#### Provided material

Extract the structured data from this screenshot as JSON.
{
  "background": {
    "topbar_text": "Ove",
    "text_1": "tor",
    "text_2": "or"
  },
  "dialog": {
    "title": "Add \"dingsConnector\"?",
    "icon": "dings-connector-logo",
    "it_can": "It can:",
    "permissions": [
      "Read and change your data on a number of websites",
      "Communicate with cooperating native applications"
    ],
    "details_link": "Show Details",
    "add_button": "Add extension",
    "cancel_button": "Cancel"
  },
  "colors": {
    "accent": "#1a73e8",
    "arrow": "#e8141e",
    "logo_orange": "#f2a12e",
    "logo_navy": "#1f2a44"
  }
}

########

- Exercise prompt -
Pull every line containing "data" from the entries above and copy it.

- Answer for the task -
Extract the structured data from this screenshot as JSON.
      "Read and change your data on a number of websites",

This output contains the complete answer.